The problem is that if you are looking for a non-GMO popcorn, you are pretty much out of luck.  Corn is one of the most heavily penetrated crops when it comes to the percentage that is genetically modified.  By some estimates the percentage is as high as 85%.  Furthermore, a lot of the popcorn on the shelves of the grocery store is junk.  I cannot count the number of times I have half of my original measuring cup in unpopped “old maids.”

Thankfully, I picked up a copy of Radish—a local magazine covering food and environmental issues—and it profiled Tiny But Mighty Popcorn.  Based in Shellsburg, Iowa Tiny But Mighty Foods grows and packages a different variety of popcorn:

Tiny But Mighty

Like so many foodstuffs, the geniuses behind GMO seeds have produced larger and larger popped kernels at the expense of flavor and texture.  You end up with a Styrofoam version of popcorn that has a hull similar to razor blades.  Tiny But Mighty is different because the popcorn is hull-less when popped, having cooked off during popping.  This means that there is none of that annoying digging at your teeth to free the stubborn hull chunk.

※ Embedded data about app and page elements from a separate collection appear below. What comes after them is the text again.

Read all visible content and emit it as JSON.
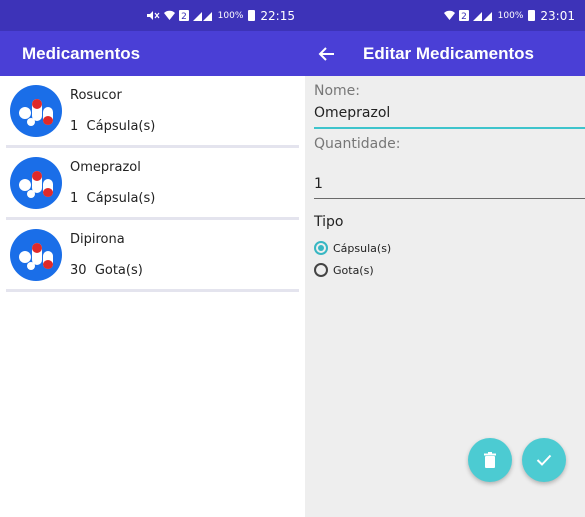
{
  "left": {
    "status": {
      "percent": "100%",
      "time": "22:15"
    },
    "title": "Medicamentos",
    "items": [
      {
        "name": "Rosucor",
        "quantity": "1",
        "unit": "Cápsula(s)"
      },
      {
        "name": "Omeprazol",
        "quantity": "1",
        "unit": "Cápsula(s)"
      },
      {
        "name": "Dipirona",
        "quantity": "30",
        "unit": "Gota(s)"
      }
    ]
  },
  "right": {
    "status": {
      "percent": "100%",
      "time": "23:01"
    },
    "title": "Editar Medicamentos",
    "form": {
      "name_label": "Nome:",
      "name_value": "Omeprazol",
      "qty_label": "Quantidade:",
      "qty_value": "1",
      "type_label": "Tipo",
      "options": [
        {
          "label": "Cápsula(s)",
          "checked": true
        },
        {
          "label": "Gota(s)",
          "checked": false
        }
      ]
    }
  },
  "colors": {
    "statusbar": "#3d33b8",
    "appbar": "#4a3fd6",
    "accent": "#4ccbd2",
    "avatar": "#1a6ee8"
  }
}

The story is that the variety of popcorn was an heirloom type, nearly forgotten in the rush to modern agriculture.   Until someone “discovered” a jar of popcorn, saved some to plant, and popped the rest.  They say the rest is history.

Is it the best popcorn I have ever tried?  Yes.  Additionally, popcorn is one of those snacks that I love giving my children.  They consume it voraciously, but it is actually fairly healthy.  As it is popped, there is very little oil used, contains a lot of fiber, and is very low in sodium when salted.  Who could ask for anything more?  Not this parent.

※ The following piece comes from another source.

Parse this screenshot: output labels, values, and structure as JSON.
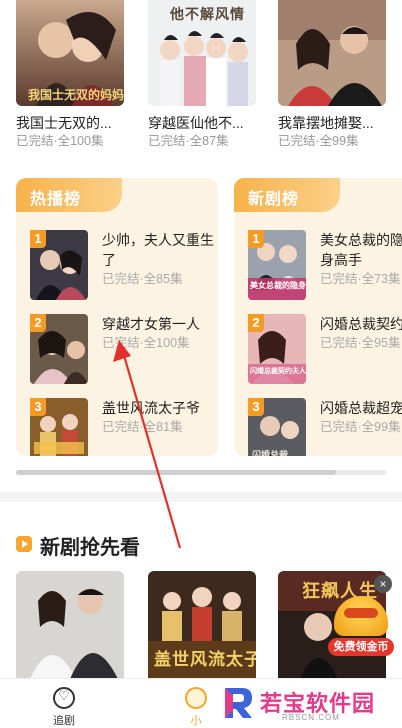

Tiny But Mighty also qualifies as a local company for me being located a mere 16 miles from my house.  Heck, I could hop on the bicycle and be at the farm in less than an hour.

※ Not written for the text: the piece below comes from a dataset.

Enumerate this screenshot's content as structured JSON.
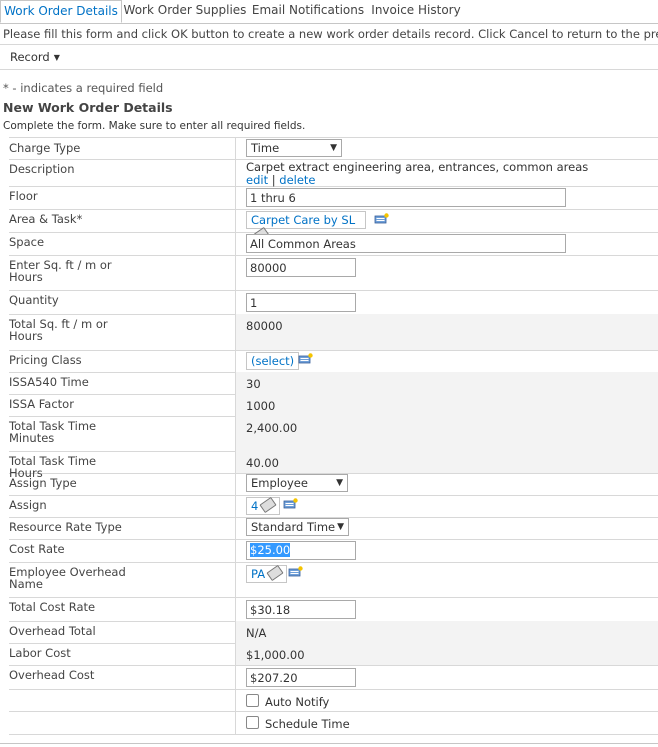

Pickling Cauliflower

I have conquered pickling garlic and ginger.  The results have been good and the pickled vegetables have flown out of mason jars and into waiting mouths for the past couple of months.  I decided to “up my game” a little bit and try to pickle cauliflower.

Cauliflower may seem like an odd choice to pickle, but for anyone who has tried pickled cauliflower it is a known treat.  The problem is that a small jar of pickled cauliflower is quite expensive when you consider that the primary ingredients are so inexpensive.  This is the same logic that led me down the path of pickling both garlic and ginger.

The recipe that I started with was from Fine Cooking.  This particular recipe details how to prepare the cauliflower for shelf stable storage, which is an important trait for me.  It’s not that I am a doomsday prepper or anything, but I want to acquire the skills to preserve food in a way that is not dependent upon refrigeration.  It’s just a learning tool really.

I departed from the recipe—big surprise to those who know me—in a few ways.  First, I omitted the onion and red pepper.  In the commercial mixes of pickled summer vegetables I often dislike the onions and red peppers because the texture borders on slimy.  No slimy for me!  Second, there will be no coriander seeds in my jars.  Why?  I cannot find coriander seeds to save my life right now in eastern Iowa.  Three stores did not have them over the weekend and I have up looking.  I am sure that the product exists somewhere but I have abandoned all hope this round.

The process is real similar to pickling garlic or ginger.  That is to say, it is surprisingly easy and foolproof to make something pickled at home.  It’s really the gateway drug of home preserving because easy success just makes you want try ever more difficult projects.  Tomato sauce in the summer anyone?

In about twenty minutes, you end up with this:

Pickled Cauliflower

The turmeric really adds a yellow hue.  Compare a jar of pickled garlic packed on the same day:

Cauliflower versus Garlic

Yeah, I went a little crazy pickling this weekend.  A week from now I will noshing on pickled garlic, cauliflower, and carrots.  Sweet.